Wednesday, January 31, 2007

velveeta = still gross

Kraft is finally going to split off from Altria (aka Phillip Morris USA). According to the NYT, Altria and Wall Street expect this to offer yet another boon to the morally bankrupt individuals and ethically compromised mutual funds that invest in Big Tobacco. The NYT and tobacco PR execs took the opportunity to explain why tobacco, as an investment vehicle, is basically impervious to government regulation, litigation, public opinion, and health concerns. David Adelman of Morgan Stanley noted that "people like to's enjoyable and there's not an alternative product."

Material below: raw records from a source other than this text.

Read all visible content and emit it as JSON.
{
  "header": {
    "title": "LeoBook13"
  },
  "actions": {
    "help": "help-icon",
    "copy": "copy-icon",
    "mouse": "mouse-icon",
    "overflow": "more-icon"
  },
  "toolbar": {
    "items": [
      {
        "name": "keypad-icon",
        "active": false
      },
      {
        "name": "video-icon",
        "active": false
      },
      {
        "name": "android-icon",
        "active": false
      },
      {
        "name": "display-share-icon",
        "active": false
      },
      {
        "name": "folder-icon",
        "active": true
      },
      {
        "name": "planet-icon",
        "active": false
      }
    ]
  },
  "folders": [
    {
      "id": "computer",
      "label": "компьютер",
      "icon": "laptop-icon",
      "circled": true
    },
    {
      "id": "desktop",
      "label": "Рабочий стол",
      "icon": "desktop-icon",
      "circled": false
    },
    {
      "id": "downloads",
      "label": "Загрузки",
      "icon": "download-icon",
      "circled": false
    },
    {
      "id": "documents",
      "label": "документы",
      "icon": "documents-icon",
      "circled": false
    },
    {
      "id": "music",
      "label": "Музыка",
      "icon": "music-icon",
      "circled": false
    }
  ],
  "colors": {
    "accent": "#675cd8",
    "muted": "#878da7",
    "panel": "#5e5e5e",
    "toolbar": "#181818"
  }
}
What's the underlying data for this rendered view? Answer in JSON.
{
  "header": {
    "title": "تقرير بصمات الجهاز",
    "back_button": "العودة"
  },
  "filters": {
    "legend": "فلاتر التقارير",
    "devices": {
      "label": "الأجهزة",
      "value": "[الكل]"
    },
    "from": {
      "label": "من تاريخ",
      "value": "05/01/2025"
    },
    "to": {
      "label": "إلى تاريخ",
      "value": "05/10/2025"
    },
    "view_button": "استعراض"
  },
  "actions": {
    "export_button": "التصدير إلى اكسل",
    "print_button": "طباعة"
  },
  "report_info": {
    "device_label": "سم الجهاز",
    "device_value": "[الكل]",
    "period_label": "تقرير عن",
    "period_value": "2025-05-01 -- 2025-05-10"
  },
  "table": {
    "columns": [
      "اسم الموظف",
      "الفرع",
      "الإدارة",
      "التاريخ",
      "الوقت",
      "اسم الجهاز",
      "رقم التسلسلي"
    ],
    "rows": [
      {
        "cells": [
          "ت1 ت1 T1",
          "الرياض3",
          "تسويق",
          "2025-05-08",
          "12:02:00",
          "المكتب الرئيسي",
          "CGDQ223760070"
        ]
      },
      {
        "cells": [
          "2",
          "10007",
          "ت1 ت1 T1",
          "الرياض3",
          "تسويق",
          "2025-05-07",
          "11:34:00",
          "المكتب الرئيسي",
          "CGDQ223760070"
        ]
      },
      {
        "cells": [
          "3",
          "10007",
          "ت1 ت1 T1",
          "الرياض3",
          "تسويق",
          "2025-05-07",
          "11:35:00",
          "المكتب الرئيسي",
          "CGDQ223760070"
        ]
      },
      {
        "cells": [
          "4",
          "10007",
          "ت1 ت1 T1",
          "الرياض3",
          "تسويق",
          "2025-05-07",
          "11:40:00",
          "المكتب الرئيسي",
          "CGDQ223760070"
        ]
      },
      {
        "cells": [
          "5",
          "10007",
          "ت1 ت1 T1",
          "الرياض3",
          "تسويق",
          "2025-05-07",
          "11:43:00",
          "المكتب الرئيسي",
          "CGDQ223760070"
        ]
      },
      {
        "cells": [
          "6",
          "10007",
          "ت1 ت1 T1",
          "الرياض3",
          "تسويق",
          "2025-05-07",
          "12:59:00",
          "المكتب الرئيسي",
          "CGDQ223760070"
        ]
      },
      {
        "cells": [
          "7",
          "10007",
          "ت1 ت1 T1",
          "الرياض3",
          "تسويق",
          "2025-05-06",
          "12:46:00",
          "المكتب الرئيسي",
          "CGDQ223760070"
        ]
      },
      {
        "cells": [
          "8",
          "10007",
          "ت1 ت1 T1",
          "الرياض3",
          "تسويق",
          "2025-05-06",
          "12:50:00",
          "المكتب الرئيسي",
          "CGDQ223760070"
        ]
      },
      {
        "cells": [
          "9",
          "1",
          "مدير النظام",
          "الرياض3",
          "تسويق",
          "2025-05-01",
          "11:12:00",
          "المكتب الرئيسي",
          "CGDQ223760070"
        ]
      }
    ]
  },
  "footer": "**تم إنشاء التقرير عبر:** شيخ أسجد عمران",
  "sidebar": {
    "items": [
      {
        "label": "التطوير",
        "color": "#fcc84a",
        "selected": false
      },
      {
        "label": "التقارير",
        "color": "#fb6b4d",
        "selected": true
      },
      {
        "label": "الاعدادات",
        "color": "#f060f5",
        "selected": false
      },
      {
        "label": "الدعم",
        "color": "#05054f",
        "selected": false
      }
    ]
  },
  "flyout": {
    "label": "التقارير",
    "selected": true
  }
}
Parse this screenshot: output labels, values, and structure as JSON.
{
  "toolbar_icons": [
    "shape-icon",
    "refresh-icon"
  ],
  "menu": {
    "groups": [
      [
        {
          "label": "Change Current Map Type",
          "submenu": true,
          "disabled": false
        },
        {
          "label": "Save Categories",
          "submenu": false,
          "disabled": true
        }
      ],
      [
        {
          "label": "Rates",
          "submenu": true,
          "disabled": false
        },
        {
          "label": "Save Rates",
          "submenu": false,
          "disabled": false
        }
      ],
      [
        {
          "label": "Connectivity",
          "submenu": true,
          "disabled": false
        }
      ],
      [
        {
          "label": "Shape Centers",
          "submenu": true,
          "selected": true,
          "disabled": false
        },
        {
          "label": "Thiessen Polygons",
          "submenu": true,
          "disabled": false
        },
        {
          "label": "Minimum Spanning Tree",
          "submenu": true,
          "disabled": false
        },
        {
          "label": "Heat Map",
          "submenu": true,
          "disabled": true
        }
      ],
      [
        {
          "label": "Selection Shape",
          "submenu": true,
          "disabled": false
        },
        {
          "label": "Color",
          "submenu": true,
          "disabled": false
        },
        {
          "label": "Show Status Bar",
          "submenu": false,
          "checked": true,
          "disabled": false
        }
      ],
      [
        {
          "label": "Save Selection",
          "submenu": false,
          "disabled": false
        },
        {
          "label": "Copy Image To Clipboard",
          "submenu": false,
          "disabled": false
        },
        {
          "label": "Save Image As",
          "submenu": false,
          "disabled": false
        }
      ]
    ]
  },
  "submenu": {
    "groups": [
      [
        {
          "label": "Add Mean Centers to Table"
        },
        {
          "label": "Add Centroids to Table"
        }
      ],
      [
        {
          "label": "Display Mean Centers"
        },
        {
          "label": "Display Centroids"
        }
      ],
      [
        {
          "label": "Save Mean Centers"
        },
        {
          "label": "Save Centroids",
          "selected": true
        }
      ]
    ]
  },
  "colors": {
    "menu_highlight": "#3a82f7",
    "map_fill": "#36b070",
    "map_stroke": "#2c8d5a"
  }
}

Well...that's just because you can't (yet) sell stock in living an extra 10 years. But, with all due respect to Adelman's market savvy, I don't agree that there's not an alternative product, and frozen dinners provide a poor analogy. For one thing, frozen dinners aren't just about food cost, they're about storage convenience, shelf-life, and preparation time. If frozen dinners become too expensive, people will certainly switch to another product, but only if it also possesses those other key characteristics.

It's the same with cigarettes. There's more too them than nicoteine delivery, obviously. There's a ritual/habitual aspect, and a social cache as well. I don't smoke, so that's just what I observe, but there may be (there likely is) even more there. Saying that there isn't an alternative product seems simplistic to me. To me, the market elasticity of cigarettes (that people will buy them regardless of price hikes) does less to demonstrate their addictive quality than it does to dramatize these intangible aspects. So, two conclusions:

1) I believe the addictive nature of cigarettes, as well as their other characteristics, could well be replicated in an alternative product.

2) The elasticity of cigarettes may be due in part to a hidden cost that hasn't made its way into public consciousness. Forget about the eleven minutes you lose each time you smoke -- getting treatment for heart disease or lung cancer is expensive.

Also a fun fact from the NYT article: I'd never heard of this Vice Fund before, but if you check out their website, it's pretty entertaining. Like they specifically set out to see how much morally reprehensible ideology they could cram into one website. Blech.


Anonymous said...

What's even more interesting is in the Vice Fund prospectus---SEC and US attorney criminal charges. wire fraud. securities fraud. They may not be able to continue running this fund when found guilty

alek said...

It shouldn't surprise us though, right? I mean, we know what their defense will be. "Look, Americans have been breaking the law for years. It's a recession-proof American tradition, because people like to do it. As long as everyone's gonna do it, we're gonna make money off it. Here, check out this quote from Benjamin Franklin..."